Admiral John Aquilino, Commander, U.S. Indo-Pacific Command

Admiral John Aquilino

Commander, U.S. Indo-Pacific Command

John Christopher Aquino was born in 1961 in Huntington, New York. He graduated from the United States Naval Academy with a degree in physics. He subsequently entered flight training, earning his wings. He is a graduate or has completed other education programs offered to him by the U.S. military, including the Harvard Kennedy School’s Executive Education Program in National and International Studies.

His assignments include being part of numerous fighter squadrons flying the Tomcat and Hornet. He commanded the Red Rippers of VF-1, Carrier Air Wing 2, and Carrier Strike Group George H.W. Bush Strike Group. He has made several extended deployments in support of Operations Deny Flight, Deliberate Force, Southern Watch, Noble Eagle, Enduring Freedom, and Iraqi Freedom.

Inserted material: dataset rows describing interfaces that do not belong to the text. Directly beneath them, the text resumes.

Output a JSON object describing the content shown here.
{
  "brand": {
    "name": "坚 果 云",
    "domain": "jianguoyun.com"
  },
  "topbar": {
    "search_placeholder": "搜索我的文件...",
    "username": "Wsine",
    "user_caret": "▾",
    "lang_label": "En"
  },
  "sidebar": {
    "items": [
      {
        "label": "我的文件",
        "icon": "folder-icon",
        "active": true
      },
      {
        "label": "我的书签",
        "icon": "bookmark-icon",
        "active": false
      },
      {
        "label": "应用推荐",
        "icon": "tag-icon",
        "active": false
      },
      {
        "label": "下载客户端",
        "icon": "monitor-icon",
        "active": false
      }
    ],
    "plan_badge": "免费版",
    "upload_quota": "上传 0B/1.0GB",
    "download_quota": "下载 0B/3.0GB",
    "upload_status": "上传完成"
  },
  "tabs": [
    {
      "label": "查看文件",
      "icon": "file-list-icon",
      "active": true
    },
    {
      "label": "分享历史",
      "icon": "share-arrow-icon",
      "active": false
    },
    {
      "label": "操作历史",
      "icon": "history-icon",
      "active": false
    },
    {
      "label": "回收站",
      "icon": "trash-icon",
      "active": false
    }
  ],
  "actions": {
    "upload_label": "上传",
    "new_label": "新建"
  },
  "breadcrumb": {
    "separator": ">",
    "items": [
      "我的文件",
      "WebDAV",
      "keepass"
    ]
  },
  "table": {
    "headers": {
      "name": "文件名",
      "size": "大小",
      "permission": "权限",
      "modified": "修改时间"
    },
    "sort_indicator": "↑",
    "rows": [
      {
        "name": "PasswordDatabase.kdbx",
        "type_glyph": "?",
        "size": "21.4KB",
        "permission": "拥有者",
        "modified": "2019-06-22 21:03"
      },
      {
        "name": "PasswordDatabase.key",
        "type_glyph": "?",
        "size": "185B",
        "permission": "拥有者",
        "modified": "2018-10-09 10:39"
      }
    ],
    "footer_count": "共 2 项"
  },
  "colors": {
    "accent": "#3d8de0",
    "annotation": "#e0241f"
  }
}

He has served at the Pentagon in the Office of the Legislative Affairs for the Secretary of Defense, and as director of strategy and policy, U.S. Joint Forces Command, among many others. He commanded the U.S. Pacific Fleet. He has been commander of the United States Indo-Pacific Command since April 30, 2021.

Aquilino has accumulated more than 5,100 mishap-free flight hours and over 1,500 carrier arrested landings.

In the News…

Admiral John Aquilino, U.S. Commander of the Indo-Pacific, recently spoke in Hawaii about rising tensions with China and what lies ahead.

The admiral said, “I do see the current strategic environment as really dangerous, the most dangerous time I have seen in 38 years. This is based on, A, the largest military buildup that we’re seeing in history, both conventional and nuclear.“ 

He continued, “The unprovoked illegitimate war in the Ukraine, 63 missile launches out of the DPRK, unprecedented, the most in history, to include a potential nuclear capability and a desire to have nuclear capability. And then you add one additional piece, and that is a no-limits policy articulated by the leaders of Russia and the PRC.” 

He said there are “two incompatible visions for the future… free and open and a legacy of liberty, or you look at an authoritarian, closed, opaque, and a tradition of tyranny. That’s the choices that have—that nations might have to make in the future.” 

Admiral Aquilino added, “We have a sense of urgency in everything we do.


Back to top